# To do:
Set down exactly each line of the entries below, beginning at the one that contains "Serialize everything readable" and ending at the last, and no others.
(Beginning of Provided records)
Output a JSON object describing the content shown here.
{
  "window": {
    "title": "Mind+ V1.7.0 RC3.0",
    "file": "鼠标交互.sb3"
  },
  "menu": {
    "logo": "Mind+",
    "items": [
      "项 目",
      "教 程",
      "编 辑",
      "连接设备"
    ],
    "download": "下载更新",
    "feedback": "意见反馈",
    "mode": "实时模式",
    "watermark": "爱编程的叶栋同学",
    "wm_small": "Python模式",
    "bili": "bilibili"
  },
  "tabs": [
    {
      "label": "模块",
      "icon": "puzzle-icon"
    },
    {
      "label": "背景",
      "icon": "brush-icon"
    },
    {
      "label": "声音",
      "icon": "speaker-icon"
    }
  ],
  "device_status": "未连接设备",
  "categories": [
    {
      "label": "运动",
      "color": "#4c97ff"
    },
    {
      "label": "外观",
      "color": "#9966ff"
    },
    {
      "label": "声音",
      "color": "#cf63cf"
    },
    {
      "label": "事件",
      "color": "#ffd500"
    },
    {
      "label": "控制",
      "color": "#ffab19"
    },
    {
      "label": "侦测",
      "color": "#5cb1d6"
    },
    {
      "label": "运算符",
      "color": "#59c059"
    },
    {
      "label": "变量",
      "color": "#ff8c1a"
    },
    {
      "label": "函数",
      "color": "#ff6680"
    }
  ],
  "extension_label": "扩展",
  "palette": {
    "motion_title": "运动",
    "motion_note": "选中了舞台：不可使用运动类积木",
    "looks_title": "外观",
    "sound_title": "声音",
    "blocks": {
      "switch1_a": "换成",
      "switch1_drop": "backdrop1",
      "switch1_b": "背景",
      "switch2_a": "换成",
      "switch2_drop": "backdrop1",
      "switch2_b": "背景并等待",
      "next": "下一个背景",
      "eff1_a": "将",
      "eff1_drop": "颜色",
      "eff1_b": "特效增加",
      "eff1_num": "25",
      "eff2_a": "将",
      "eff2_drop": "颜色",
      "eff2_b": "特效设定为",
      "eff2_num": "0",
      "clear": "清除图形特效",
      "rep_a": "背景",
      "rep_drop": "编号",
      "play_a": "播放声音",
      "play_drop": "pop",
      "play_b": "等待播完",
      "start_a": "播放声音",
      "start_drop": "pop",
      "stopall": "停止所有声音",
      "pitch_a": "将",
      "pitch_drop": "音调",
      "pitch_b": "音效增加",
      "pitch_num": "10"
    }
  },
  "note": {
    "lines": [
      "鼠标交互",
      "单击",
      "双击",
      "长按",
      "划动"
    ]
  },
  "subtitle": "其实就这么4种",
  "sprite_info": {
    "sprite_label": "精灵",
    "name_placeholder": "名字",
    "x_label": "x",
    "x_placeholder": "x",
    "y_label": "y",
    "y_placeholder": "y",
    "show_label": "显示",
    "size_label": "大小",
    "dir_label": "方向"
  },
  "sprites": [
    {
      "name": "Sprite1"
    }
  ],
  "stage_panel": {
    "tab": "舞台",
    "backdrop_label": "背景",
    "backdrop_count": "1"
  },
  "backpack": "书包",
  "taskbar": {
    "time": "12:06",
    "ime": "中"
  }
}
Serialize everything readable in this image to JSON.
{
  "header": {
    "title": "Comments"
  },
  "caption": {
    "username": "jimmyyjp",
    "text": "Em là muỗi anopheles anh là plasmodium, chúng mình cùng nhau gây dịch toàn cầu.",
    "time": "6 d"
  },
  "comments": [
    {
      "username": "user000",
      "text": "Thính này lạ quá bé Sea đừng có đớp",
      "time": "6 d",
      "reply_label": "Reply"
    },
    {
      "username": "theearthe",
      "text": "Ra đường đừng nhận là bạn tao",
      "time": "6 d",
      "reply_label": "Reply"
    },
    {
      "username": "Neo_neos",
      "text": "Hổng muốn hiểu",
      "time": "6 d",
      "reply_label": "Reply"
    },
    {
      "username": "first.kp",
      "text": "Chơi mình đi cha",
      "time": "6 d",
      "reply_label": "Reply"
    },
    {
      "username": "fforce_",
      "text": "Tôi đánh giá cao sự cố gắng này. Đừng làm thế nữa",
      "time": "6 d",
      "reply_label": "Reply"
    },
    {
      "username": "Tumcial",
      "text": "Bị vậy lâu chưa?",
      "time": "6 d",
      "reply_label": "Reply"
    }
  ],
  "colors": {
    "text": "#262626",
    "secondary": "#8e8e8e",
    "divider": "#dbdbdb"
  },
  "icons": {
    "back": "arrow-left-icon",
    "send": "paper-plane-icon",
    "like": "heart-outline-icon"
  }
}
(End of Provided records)
# Completed task:
Serialize everything readable in this image to JSON.
{
  "header": {
    "title": "Comments"
  },
  "caption": {
    "username": "jimmyyjp",
    "text": "Em là muỗi anopheles anh là plasmodium, chúng mình cùng nhau gây dịch toàn cầu.",
    "time": "6 d"
  },
  "comments": [
    {
      "username": "user000",
      "text": "Thính này lạ quá bé Sea đừng có đớp",
      "time": "6 d",
      "reply_label": "Reply"
    },
    {
      "username": "theearthe",
      "text": "Ra đường đừng nhận là bạn tao",
      "time": "6 d",
      "reply_label": "Reply"
    },
    {
      "username": "Neo_neos",
      "text": "Hổng muốn hiểu",
      "time": "6 d",
      "reply_label": "Reply"
    },
    {
      "username": "first.kp",
      "text": "Chơi mình đi cha",
      "time": "6 d",
      "reply_label": "Reply"
    },
    {
      "username": "fforce_",
      "text": "Tôi đánh giá cao sự cố gắng này. Đừng làm thế nữa",
      "time": "6 d",
      "reply_label": "Reply"
    },
    {
      "username": "Tumcial",
      "text": "Bị vậy lâu chưa?",
      "time": "6 d",
      "reply_label": "Reply"
    }
  ],
  "colors": {
    "text": "#262626",
    "secondary": "#8e8e8e",
    "divider": "#dbdbdb"
  },
  "icons": {
    "back": "arrow-left-icon",
    "send": "paper-plane-icon",
    "like": "heart-outline-icon"
  }
}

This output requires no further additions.